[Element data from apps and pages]
------------------------------------------------

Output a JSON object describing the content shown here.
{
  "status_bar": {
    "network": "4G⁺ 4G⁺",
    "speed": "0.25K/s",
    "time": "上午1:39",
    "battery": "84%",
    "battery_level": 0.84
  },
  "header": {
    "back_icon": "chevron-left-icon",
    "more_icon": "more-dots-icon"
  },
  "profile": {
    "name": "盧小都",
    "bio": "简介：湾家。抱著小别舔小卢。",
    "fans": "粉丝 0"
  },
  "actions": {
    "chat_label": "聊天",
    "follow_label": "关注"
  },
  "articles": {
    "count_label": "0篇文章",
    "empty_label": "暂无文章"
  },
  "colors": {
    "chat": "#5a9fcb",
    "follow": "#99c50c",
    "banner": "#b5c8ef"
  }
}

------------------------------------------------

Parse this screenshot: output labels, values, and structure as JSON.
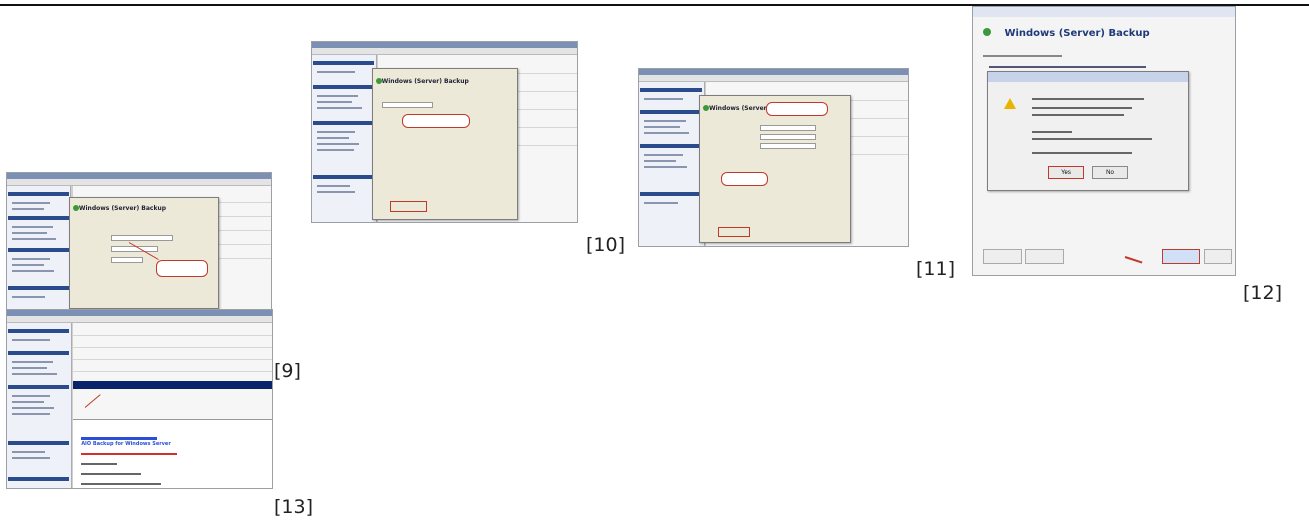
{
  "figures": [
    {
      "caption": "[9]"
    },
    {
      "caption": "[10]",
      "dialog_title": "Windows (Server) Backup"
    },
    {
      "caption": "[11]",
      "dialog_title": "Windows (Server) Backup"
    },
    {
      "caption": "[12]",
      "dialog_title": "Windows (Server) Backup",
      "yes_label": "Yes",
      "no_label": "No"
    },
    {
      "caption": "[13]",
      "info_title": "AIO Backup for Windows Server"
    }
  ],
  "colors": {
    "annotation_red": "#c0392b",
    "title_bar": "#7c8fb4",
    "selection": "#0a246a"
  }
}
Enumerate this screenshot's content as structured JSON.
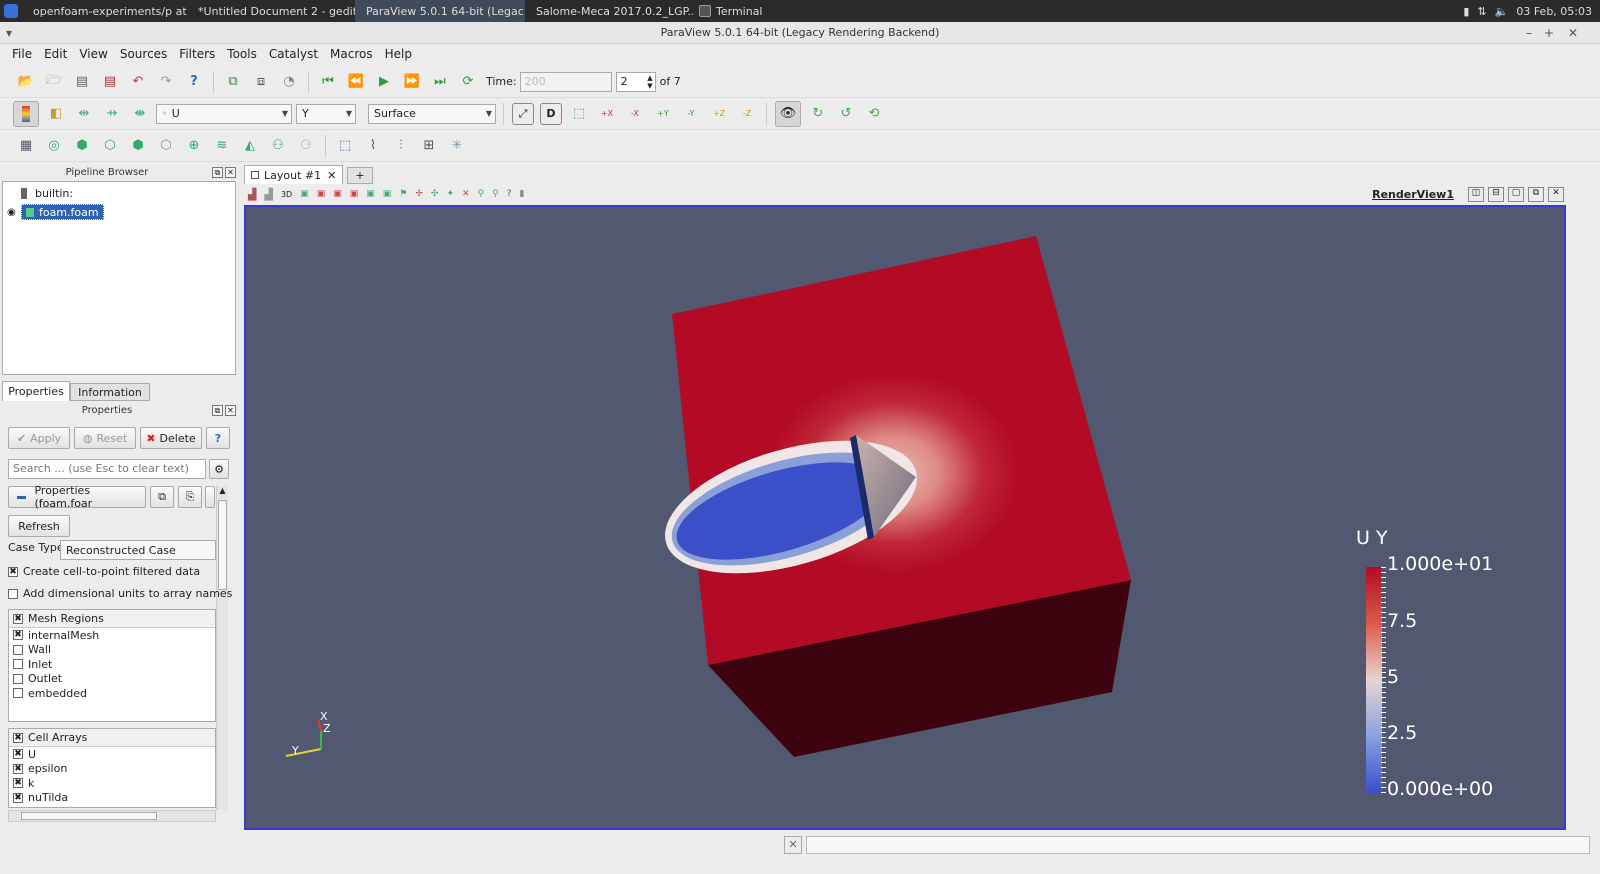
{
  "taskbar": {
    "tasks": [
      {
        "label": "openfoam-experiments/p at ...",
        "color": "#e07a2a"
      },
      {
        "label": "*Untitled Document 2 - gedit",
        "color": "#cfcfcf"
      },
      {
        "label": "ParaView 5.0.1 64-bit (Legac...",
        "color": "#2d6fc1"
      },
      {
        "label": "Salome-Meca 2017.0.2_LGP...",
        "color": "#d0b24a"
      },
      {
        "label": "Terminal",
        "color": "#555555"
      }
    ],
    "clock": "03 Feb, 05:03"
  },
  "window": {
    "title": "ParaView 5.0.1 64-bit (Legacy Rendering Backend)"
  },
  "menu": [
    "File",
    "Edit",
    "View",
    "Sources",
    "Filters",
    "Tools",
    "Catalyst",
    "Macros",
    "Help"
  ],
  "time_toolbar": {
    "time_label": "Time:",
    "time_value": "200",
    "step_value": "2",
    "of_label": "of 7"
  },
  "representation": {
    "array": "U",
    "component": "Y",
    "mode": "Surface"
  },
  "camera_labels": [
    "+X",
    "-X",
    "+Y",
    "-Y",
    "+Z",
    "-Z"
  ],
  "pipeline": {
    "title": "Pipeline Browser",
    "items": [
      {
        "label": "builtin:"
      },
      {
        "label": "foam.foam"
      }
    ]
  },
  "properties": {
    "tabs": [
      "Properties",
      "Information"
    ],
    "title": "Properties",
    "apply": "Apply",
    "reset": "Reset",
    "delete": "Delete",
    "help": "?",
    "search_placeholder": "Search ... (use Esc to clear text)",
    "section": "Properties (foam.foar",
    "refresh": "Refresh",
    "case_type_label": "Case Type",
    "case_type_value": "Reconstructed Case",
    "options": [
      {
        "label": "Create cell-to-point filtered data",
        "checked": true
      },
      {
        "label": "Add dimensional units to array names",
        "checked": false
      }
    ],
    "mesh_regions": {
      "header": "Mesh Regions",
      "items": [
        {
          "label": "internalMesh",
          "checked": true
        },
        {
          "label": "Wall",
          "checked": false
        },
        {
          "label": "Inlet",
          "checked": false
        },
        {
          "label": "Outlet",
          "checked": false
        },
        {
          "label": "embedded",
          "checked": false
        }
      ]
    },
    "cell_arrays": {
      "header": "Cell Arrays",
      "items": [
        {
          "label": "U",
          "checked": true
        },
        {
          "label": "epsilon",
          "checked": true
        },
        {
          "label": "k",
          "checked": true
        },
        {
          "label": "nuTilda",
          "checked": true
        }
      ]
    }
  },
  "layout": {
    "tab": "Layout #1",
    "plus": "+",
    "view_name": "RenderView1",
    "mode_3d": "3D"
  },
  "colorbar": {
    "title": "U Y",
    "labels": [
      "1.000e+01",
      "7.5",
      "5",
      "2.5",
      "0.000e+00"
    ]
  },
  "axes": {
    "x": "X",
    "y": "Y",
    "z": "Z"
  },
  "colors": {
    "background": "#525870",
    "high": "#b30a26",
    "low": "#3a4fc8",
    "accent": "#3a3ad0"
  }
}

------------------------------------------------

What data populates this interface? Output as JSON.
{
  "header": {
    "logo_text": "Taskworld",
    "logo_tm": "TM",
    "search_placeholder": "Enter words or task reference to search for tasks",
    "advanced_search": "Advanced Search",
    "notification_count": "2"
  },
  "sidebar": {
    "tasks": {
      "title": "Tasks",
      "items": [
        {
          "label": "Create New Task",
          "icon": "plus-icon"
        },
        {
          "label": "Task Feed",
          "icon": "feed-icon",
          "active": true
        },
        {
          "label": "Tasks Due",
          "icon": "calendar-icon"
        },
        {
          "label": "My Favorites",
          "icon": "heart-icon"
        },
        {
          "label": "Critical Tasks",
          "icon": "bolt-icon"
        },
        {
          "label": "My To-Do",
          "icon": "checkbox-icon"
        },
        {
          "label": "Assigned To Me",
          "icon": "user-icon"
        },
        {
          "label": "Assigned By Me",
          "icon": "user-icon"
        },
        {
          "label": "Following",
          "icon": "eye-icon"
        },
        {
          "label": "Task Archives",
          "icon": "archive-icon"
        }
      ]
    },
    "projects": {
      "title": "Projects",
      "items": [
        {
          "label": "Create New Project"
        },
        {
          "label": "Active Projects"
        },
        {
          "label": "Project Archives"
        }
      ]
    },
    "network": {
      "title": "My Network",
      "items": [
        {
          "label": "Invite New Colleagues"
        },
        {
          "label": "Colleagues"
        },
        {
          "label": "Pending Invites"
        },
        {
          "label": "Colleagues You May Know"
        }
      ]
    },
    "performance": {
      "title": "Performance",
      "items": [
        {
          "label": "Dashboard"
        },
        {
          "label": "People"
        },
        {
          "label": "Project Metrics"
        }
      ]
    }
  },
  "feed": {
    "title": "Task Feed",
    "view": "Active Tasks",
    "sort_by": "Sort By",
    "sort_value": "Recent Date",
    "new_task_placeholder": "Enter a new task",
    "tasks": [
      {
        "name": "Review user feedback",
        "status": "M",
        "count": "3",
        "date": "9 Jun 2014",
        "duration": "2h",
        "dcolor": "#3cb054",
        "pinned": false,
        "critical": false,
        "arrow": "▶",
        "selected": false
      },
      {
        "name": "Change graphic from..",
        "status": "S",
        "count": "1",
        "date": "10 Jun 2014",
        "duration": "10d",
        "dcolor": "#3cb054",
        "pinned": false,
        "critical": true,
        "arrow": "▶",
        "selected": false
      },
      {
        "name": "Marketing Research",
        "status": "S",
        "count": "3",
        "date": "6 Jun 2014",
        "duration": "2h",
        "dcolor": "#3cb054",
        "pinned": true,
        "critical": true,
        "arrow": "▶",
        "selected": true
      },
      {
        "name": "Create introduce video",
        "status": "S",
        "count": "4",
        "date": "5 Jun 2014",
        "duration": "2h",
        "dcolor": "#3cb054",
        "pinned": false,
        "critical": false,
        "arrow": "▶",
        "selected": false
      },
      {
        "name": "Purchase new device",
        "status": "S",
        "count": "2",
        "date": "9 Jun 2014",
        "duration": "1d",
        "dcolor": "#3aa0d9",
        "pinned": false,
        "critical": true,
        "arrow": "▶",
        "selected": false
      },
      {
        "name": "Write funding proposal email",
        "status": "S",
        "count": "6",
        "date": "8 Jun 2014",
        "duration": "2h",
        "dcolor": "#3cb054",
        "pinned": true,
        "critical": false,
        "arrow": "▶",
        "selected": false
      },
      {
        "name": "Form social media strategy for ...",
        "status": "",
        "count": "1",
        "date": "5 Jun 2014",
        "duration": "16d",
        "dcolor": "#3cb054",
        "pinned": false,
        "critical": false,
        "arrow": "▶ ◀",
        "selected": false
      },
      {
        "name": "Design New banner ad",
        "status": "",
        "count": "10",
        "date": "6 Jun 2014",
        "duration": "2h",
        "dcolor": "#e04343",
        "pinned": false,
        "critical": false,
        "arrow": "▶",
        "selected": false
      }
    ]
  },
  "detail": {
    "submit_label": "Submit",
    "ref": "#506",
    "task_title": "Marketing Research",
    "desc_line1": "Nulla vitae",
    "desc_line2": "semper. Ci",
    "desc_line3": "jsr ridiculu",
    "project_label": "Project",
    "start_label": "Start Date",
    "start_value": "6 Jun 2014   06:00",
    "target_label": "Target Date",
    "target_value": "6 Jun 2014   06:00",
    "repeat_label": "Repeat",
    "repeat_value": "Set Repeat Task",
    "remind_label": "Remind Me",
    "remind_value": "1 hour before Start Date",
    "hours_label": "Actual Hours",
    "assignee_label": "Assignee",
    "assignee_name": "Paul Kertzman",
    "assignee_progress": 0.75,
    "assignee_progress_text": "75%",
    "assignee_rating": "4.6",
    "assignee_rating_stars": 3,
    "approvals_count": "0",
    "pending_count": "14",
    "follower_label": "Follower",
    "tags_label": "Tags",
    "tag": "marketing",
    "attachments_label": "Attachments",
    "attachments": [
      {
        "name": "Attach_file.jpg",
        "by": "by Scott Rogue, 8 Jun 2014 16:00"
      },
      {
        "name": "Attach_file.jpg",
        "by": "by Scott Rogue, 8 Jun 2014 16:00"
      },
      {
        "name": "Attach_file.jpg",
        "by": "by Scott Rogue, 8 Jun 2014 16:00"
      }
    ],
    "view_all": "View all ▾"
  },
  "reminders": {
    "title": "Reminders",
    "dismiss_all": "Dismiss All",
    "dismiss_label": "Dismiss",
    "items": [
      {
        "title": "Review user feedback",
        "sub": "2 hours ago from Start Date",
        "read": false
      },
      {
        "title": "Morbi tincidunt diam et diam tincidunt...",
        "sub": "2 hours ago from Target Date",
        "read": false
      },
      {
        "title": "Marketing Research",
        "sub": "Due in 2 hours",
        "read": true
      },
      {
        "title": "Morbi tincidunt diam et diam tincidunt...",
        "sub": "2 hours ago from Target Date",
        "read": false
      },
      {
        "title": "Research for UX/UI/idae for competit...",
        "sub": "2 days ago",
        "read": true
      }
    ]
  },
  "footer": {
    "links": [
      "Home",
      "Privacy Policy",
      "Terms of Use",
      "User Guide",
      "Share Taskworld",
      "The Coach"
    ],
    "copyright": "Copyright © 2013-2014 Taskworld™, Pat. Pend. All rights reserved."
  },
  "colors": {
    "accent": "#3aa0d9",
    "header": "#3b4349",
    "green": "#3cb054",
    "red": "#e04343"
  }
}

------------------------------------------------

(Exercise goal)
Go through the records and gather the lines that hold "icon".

(Answer space)
    "back_icon": "chevron-left-icon",
    "more_icon": "more-dots-icon"
          "icon": "plus-icon"
          "icon": "feed-icon",
          "icon": "calendar-icon"
          "icon": "heart-icon"
          "icon": "bolt-icon"
          "icon": "checkbox-icon"
          "icon": "user-icon"
          "icon": "user-icon"
          "icon": "eye-icon"
          "icon": "archive-icon"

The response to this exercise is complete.